__About this task__.
Quote the records below in full, exactly as given, with the images taken out.

__Listed entries__.
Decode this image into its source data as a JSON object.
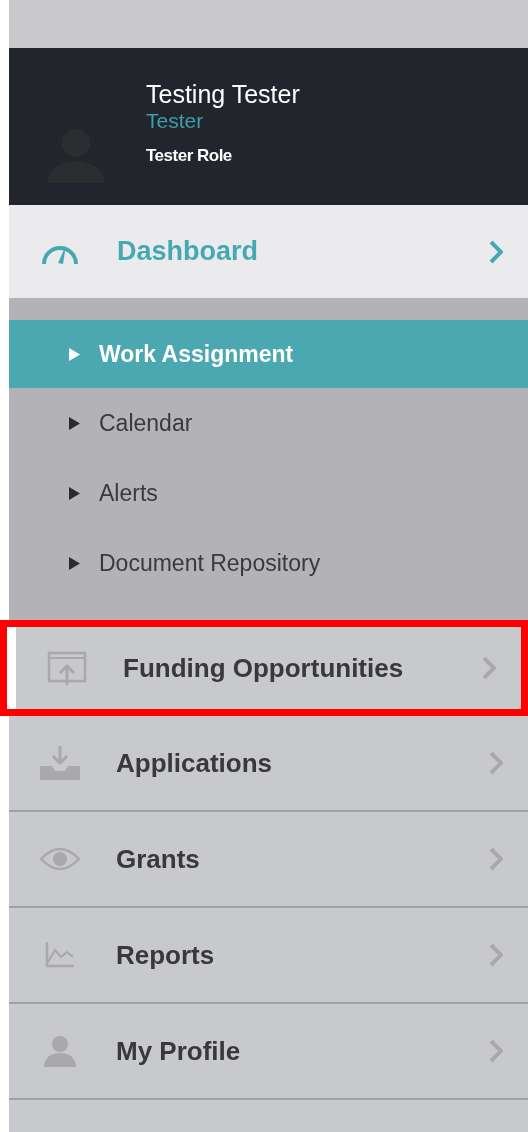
{
  "profile": {
    "name": "Testing Tester",
    "username": "Tester",
    "role": "Tester Role"
  },
  "dashboard": {
    "label": "Dashboard",
    "expanded": true
  },
  "submenu": [
    {
      "label": "Work Assignment",
      "selected": true
    },
    {
      "label": "Calendar",
      "selected": false
    },
    {
      "label": "Alerts",
      "selected": false
    },
    {
      "label": "Document Repository",
      "selected": false
    }
  ],
  "menu": [
    {
      "label": "Funding Opportunities",
      "highlighted": true
    },
    {
      "label": "Applications",
      "highlighted": false
    },
    {
      "label": "Grants",
      "highlighted": false
    },
    {
      "label": "Reports",
      "highlighted": false
    },
    {
      "label": "My Profile",
      "highlighted": false
    }
  ]
}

__Finished exercise__.
Decode this image into its source data as a JSON object.
{
  "profile": {
    "name": "Testing Tester",
    "username": "Tester",
    "role": "Tester Role"
  },
  "dashboard": {
    "label": "Dashboard",
    "expanded": true
  },
  "submenu": [
    {
      "label": "Work Assignment",
      "selected": true
    },
    {
      "label": "Calendar",
      "selected": false
    },
    {
      "label": "Alerts",
      "selected": false
    },
    {
      "label": "Document Repository",
      "selected": false
    }
  ],
  "menu": [
    {
      "label": "Funding Opportunities",
      "highlighted": true
    },
    {
      "label": "Applications",
      "highlighted": false
    },
    {
      "label": "Grants",
      "highlighted": false
    },
    {
      "label": "Reports",
      "highlighted": false
    },
    {
      "label": "My Profile",
      "highlighted": false
    }
  ]
}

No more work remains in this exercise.